In many faiths, the apple is the symbol of the divine. Apple trees are a symbol of wisdom. The apple is a sacred symbol of the God and holds the knowledge of the ancestry within it. If you cut an apple through the middle it will reveal the pentagram hidden within it. While apples are the main symbol associated with Mabon, there are many others including squash and gourds, seeds and their pods, baskets, scythes and sickles, grapes and vines. This festival has a lot of food based symbolism as it was the time of big celebrations, or showing hospitality to those within your community. This was due to the fact that you may need to rely on them if you are the ones that run out of food. Therefore in rural villages especially, they was lots of feasting and drinking at this time. After all, grain can be made into bread or beer. At the feasting, tales are often told and at this time of years they are tales of death and rebirth, the two main ones being the tales of Demeter and her daughter, and Inanna entering the underworld. Modern Druids celebrate Alban Elfed which is still a celebration of light and dark. Asatru groups celebrate the Autumnal Equinox as Winter’s Night and celebration honouring Freyr.
Today is Modraniht or the Night of the Mother, an festival held by the Anglo-Saxon pagans. Bede talks about this in his 8th century work De Temporum Ratione, “began the year on the 8th kalends of January [25 December], when we celebrate the birth of the Lord. That very night, which we hold so sacred, they used to call by the heathen word Modranecht, that is, “mother’s night”, because (we suspect) of the ceremonies they enacted all that night.” There seems to be connections with other Germanic festivals of this time including Yule and those involving Disir, the collective female being. There are links with Modra (Mothers) with Germanic Matres and Matrones. This is just another example of the celebration of the divine female in Germanic winter festivals.

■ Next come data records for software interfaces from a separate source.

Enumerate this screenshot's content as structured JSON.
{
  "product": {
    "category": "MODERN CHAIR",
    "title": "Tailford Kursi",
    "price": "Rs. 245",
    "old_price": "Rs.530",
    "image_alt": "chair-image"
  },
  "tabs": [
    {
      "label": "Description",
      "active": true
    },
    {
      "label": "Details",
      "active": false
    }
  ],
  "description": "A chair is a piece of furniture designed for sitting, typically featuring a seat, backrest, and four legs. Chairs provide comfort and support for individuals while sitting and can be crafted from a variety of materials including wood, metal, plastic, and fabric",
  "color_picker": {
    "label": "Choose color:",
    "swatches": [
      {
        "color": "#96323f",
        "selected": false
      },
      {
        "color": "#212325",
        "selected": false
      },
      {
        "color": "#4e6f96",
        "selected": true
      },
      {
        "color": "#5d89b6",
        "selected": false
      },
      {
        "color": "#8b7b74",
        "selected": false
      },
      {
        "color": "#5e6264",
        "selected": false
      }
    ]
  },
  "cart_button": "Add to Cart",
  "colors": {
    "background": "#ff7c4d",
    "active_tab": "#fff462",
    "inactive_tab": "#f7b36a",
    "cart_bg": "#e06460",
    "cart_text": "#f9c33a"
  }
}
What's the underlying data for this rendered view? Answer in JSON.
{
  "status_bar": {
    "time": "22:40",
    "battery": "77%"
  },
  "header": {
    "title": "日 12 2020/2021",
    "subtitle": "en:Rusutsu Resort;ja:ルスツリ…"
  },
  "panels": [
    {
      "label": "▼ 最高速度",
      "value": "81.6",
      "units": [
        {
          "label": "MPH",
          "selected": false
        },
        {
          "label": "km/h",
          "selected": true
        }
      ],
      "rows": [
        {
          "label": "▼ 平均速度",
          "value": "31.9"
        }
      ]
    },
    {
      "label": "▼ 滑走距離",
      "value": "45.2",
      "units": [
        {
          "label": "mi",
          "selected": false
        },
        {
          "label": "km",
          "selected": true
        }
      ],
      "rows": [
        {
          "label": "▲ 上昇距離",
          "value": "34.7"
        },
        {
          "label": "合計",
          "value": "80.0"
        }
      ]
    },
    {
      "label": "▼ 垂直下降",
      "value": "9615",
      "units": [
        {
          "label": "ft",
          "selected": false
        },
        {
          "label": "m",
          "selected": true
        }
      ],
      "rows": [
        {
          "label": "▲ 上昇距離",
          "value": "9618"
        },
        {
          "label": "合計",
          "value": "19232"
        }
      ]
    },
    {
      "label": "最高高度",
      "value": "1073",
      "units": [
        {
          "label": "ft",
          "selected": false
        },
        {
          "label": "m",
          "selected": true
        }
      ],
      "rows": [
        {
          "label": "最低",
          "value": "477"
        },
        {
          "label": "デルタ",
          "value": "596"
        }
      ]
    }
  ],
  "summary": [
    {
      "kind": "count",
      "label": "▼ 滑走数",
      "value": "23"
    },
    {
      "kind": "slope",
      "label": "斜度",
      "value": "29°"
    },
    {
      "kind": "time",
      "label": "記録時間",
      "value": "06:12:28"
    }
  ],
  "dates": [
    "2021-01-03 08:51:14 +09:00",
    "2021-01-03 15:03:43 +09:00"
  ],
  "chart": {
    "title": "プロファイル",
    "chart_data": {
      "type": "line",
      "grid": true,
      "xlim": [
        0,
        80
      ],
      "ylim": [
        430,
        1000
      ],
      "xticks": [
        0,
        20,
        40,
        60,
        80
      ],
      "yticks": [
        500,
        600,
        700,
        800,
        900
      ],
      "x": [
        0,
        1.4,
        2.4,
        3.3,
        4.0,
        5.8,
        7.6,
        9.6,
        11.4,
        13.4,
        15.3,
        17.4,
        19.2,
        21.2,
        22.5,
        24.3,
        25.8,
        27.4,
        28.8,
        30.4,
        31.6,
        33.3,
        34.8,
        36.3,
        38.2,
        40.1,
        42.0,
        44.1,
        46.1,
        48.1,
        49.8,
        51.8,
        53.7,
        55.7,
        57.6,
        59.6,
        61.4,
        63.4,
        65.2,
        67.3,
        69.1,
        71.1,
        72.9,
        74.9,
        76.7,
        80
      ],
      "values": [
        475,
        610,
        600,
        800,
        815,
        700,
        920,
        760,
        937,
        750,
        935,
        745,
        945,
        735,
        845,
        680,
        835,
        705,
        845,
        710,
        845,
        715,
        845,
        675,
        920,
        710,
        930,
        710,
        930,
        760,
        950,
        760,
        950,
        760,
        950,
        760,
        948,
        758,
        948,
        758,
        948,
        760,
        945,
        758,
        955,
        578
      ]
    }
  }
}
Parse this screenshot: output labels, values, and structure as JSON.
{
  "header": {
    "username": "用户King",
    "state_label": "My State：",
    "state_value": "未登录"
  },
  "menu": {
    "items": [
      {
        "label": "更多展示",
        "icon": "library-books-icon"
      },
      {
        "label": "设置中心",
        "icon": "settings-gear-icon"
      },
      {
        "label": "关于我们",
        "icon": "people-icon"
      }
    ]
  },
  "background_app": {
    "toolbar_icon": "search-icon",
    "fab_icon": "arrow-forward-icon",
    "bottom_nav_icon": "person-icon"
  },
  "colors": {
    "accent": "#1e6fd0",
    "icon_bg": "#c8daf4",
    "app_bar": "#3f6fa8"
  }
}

Vestalia is a festival that starts on the 7th of June until the 15th and is to honour Vesta, the Roman Goddess of virginity. At this time the temples were opened up and women entered to make offerings. The Vestal Virgins who guarded the sacred flame vowed thirty years of chastity. Rhea Silvia is one of the virgins who broken this vow by having sex with Mars which produced Romulus and Remus. The worship of Vesta was different to other deities as such had no stature representation, just the flame. This flame is both the flame of the hearth or the flame that lights a whole village.